Getting the best from a full-susser is partly down to making sure the weight distribution is right. The AMS 110’s longish head tube and long stem don’t mesh particularly well, giving the steering a wayward feel on steep climbs that a shorter, slightly lower front end would prevent. It’s easily sorted with a shorter stem and the removal of a headset spacer, though.
At the rear the Horst-esque four-bar suspension system keeps things active whether you’re pedalling, braking or coasting – or at least, it should. Cube have specced Fox’s RP23 shock in the highest available compression damping tune and this, inevitably, compromises small bump sensitivity.
If you’re the kind of rider who frets about suspension ‘bob’ you’ll love the firm, connected feel delivered by the AMS 110’s rear end. We’d prefer a slightly less constipated shock and the option of dialling in a bit more ProPedal platform damping.
Frame & equipment: Slick-shifting X0 transmission and some neat frame design touches for the money
One of the marketing-inspired acronyms adorning the Cube’s frame (there are plenty to choose from) is ‘HPA’. It stands for ‘high performance aluminium’. It sounds good, but it’s just Cube’s way of saying that the AMS 110’s 7005 alu tubes have been custom butted and hydroformed into a stiff, light chassis.

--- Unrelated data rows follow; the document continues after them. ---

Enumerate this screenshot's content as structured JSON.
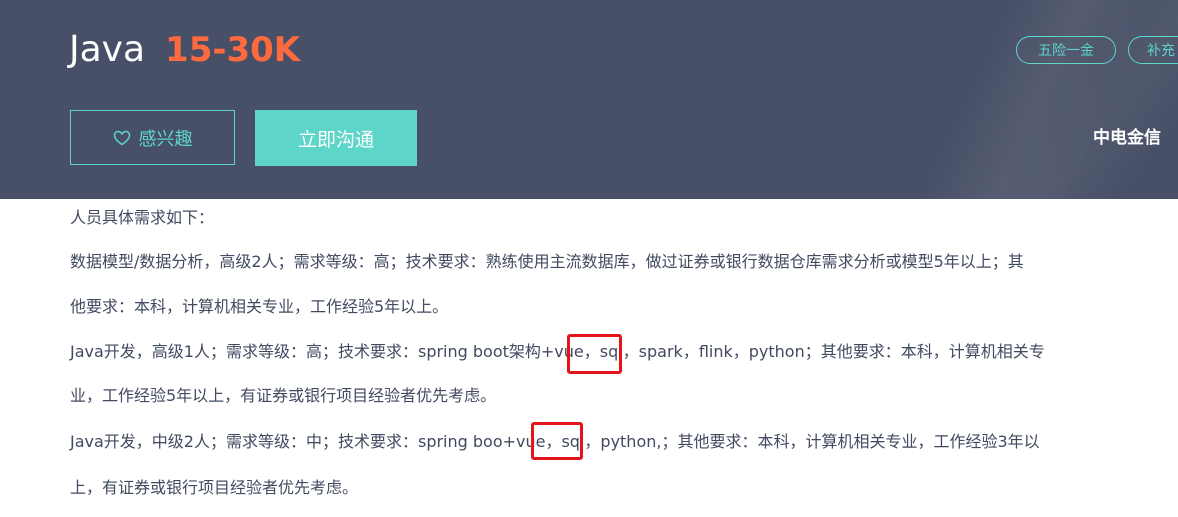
{
  "job": {
    "title": "Java",
    "salary": "15-30K"
  },
  "tags": [
    "五险一金",
    "补充"
  ],
  "buttons": {
    "interest_label": "感兴趣",
    "chat_label": "立即沟通"
  },
  "company": {
    "name": "中电金信"
  },
  "description": {
    "lines": [
      "人员具体需求如下：",
      "数据模型/数据分析，高级2人；需求等级：高；技术要求：熟练使用主流数据库，做过证券或银行数据仓库需求分析或模型5年以上；其",
      "他要求：本科，计算机相关专业，工作经验5年以上。",
      "Java开发，高级1人；需求等级：高；技术要求：spring boot架构+vue，sql，spark，flink，python；其他要求：本科，计算机相关专",
      "业，工作经验5年以上，有证券或银行项目经验者优先考虑。",
      "Java开发，中级2人；需求等级：中；技术要求：spring boo+vue，sql，python,；其他要求：本科，计算机相关专业，工作经验3年以",
      "上，有证券或银行项目经验者优先考虑。"
    ]
  },
  "colors": {
    "header_bg": "#485067",
    "accent": "#5dd5c8",
    "salary": "#fe6a3f",
    "annotation": "#e3151b",
    "body_text": "#414a60"
  },
  "icons": {
    "interest": "heart-outline-icon"
  }
}
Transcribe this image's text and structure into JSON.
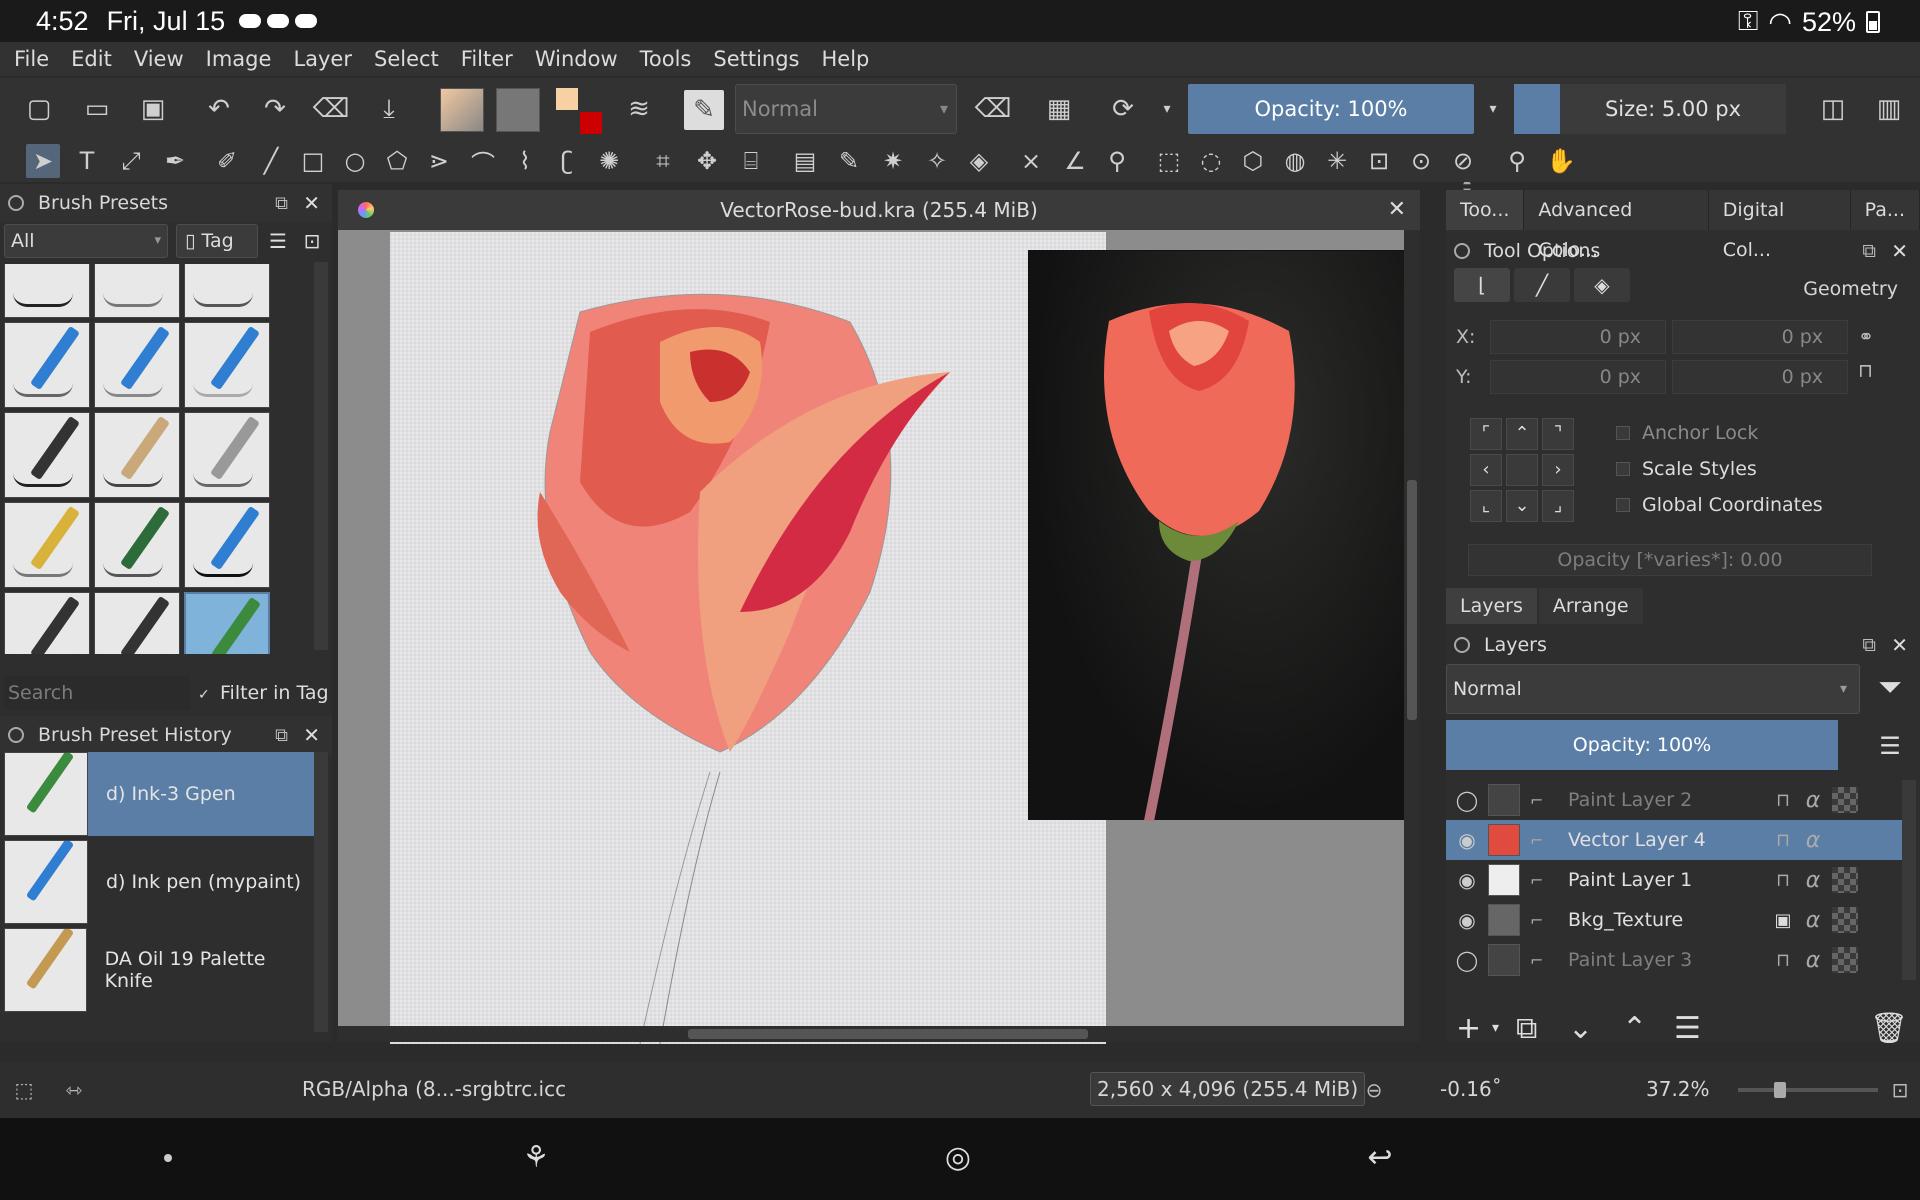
{
  "status": {
    "time": "4:52",
    "date": "Fri, Jul 15",
    "battery": "52%"
  },
  "menu": [
    "File",
    "Edit",
    "View",
    "Image",
    "Layer",
    "Select",
    "Filter",
    "Window",
    "Tools",
    "Settings",
    "Help"
  ],
  "toolbar": {
    "blend_mode": "Normal",
    "opacity": "Opacity: 100%",
    "size": "Size: 5.00 px",
    "fg_color": "#f7d0a4",
    "bg_color": "#cc0000",
    "accent": "#5a7ea6"
  },
  "brush_presets": {
    "title": "Brush Presets",
    "filter": "All",
    "tag": "Tag",
    "search_placeholder": "Search",
    "filter_in_tag": "Filter in Tag"
  },
  "brush_history": {
    "title": "Brush Preset History",
    "items": [
      {
        "name": "d) Ink-3 Gpen"
      },
      {
        "name": "d) Ink pen (mypaint)"
      },
      {
        "name": "DA Oil 19 Palette Knife"
      }
    ]
  },
  "document": {
    "title": "VectorRose-bud.kra (255.4 MiB)"
  },
  "right_tabs": [
    "Too...",
    "Advanced Colo...",
    "Digital Col...",
    "Pa..."
  ],
  "tool_options": {
    "title": "Tool Options",
    "geometry": "Geometry",
    "x_label": "X:",
    "y_label": "Y:",
    "x_value": "0 px",
    "x2_value": "0 px",
    "y_value": "0 px",
    "y2_value": "0 px",
    "anchor_lock": "Anchor Lock",
    "scale_styles": "Scale Styles",
    "global_coords": "Global Coordinates",
    "opacity": "Opacity [*varies*]: 0.00"
  },
  "layers": {
    "tabs": [
      "Layers",
      "Arrange"
    ],
    "title": "Layers",
    "blend_mode": "Normal",
    "opacity": "Opacity:  100%",
    "items": [
      {
        "name": "Paint Layer 2"
      },
      {
        "name": "Vector Layer 4"
      },
      {
        "name": "Paint Layer 1"
      },
      {
        "name": "Bkg_Texture"
      },
      {
        "name": "Paint Layer 3"
      }
    ]
  },
  "status_bottom": {
    "colorspace": "RGB/Alpha (8...-srgbtrc.icc",
    "dimensions": "2,560 x 4,096 (255.4 MiB)",
    "rotation": "-0.16˚",
    "zoom": "37.2%"
  }
}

The detail’s certainly impressive. Each frame size features its own custom-designed shock linkage to ensure that the suspension works optimally. Even the main chainstay pivots are spaced as far outboard as possible to maintain rigidity – there’s as little as 1mm clearance from the crank on one side and the chain on the other.
Internally routed gear cables reduce clutter on the front triangle, help keep grit and water out, and even cut weight by reducing the length of cable housing required. The weight saving is minimal, though, and when it comes to replacing cables, you can expect the process to be a little more fiddly than usual.
Backing up the well thought out frame is a spec list that’s very respectable for the money, including an air-sprung Fox RP23 shock and RockShox Reba fork. SRAM’s X0 transmission gets the power reliably to the trail via a nifty set of straight-pull DT Swiss wheels shod with Schwalbe’s grippy, comfortable Rocket Ron tyres, while Formula RX brakes bring it all to a stop again.
We’re less keen on the 100mm Syntace stem fitted to our 18in test bike – it’s too long. And, while we’re griping, the foam grips are comfy but hold onto water when conditions are wet. If you’re the kind of rider who occasionally likes to drop their saddle out of the way – for a particularly tricky descent, for example – then the Cube’s seatpost will be a welcome sight. No need to guess where your preferred pedalling height is – there’s a handy scale etched into the front.
This article was originally published in What Mountain Bike magazine.